Japan and France have some restrictions too on AirBnb rentals, like capping the number of days a property owner can rent out the location. Most of these laws are designed to shield locals from long-term accommodation shortages and keep housing prices down.
What’s more, around 1 in 3 AirBnb rentals are listed on the website by people who are not even the owners and they do it behind the real owners’ backs. So, if you choose AirBnb over a hotel, you might have the unpleasant surprise of being asked to leave when the property owner wants.
Safety Regulations Are Not As Strict for AirBnbs
AirBnbs do not have to follow the same safety and security rules like hotels have to. Most rentals listed by AirBnb are private properties so they lack the extra regulations when it comes to fire, theft, and safety risks. What’s more, AirBnb’s Host Protection Insurance will not compensate you if your goods were stolen or property was damaged through acts of terrorism, vandalism and other intentional acts. AirBnb will not cover you for lost income either like most hotels would.
Some AirBnb Hosts Have Little to No Respect for Your Privacy

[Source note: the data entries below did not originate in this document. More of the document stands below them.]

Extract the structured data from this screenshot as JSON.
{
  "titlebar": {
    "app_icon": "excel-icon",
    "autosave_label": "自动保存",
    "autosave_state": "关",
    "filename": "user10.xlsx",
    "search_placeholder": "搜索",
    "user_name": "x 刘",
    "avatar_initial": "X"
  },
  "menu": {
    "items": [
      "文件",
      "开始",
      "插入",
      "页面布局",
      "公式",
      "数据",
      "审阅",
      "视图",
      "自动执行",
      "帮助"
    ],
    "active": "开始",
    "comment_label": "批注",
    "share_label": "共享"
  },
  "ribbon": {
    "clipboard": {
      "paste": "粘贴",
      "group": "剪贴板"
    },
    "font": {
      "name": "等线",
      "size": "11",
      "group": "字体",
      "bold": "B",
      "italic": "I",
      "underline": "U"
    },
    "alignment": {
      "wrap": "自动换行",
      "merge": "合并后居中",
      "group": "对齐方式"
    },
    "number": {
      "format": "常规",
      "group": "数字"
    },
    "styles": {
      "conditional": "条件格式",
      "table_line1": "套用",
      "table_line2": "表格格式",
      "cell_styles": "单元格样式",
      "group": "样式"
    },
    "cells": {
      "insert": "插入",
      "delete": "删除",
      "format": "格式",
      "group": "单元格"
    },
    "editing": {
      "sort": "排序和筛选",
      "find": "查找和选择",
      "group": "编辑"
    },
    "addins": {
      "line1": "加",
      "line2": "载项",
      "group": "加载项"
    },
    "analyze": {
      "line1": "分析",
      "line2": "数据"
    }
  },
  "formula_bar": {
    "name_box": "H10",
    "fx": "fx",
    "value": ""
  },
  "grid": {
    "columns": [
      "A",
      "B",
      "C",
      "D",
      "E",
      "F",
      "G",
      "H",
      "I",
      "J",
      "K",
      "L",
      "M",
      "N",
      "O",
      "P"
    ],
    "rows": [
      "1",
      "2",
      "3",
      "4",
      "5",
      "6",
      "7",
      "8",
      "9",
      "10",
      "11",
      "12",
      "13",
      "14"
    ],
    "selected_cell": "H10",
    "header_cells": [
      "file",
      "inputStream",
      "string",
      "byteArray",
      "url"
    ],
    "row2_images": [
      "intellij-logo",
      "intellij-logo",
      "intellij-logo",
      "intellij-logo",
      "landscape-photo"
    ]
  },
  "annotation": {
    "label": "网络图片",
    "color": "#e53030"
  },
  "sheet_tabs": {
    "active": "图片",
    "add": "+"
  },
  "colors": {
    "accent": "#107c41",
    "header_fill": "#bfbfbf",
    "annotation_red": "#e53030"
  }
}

Just like narcissistic parents, some Airbnb hosts live with the idea that they own the place and they have every right to infringe on your privacy while staying there. In some mild cases, they may pay a surprise visit when you’re not around and go freely through your stuff. In the worst cases, they may use hidden cameras to spy your every move, which can be horrifying for couples looking to have an intimate moment away from home or for single ladies roaming half-naked in their underwear thinking that no one’s watching.
While people spying on other people could land in jail in most parts of the world, catching them red-handed is much trickier. A hotel rarely risks spying on its guests as there’s too much at stake if people find out and they always have the proper insurance if something goes wrong.
There’s a Higher Risk of Getting Injured in an AirBnb
From a slippery floor and an unfinished staircase, the number of slip, trip, and fall hazards is much greater in an AirBnb rental than it is in a hotel. We’ve also heard horror stories about rentals AiBnb burning down because of faulty electrical outlets and/or the lack of smoke detectors or about floors or ceiling collapsing out of the blue.
The good news is that AirBnb offers personal injury coverage up to $1 million to protect hosts against lawsuits. The not-so-good news is that $1 million is not that much if you must pay hefty medical bills or face recurring medical costs caused by a lifelong disability. You could get much higher compensation and strike a fairer settlement with a hotel than you would with an AirBnb host as a free legal consultation with an experienced personal injury attorney can easily confirm.
Featured image credit: Alexander Kaunas for sharing their work on Unsplash.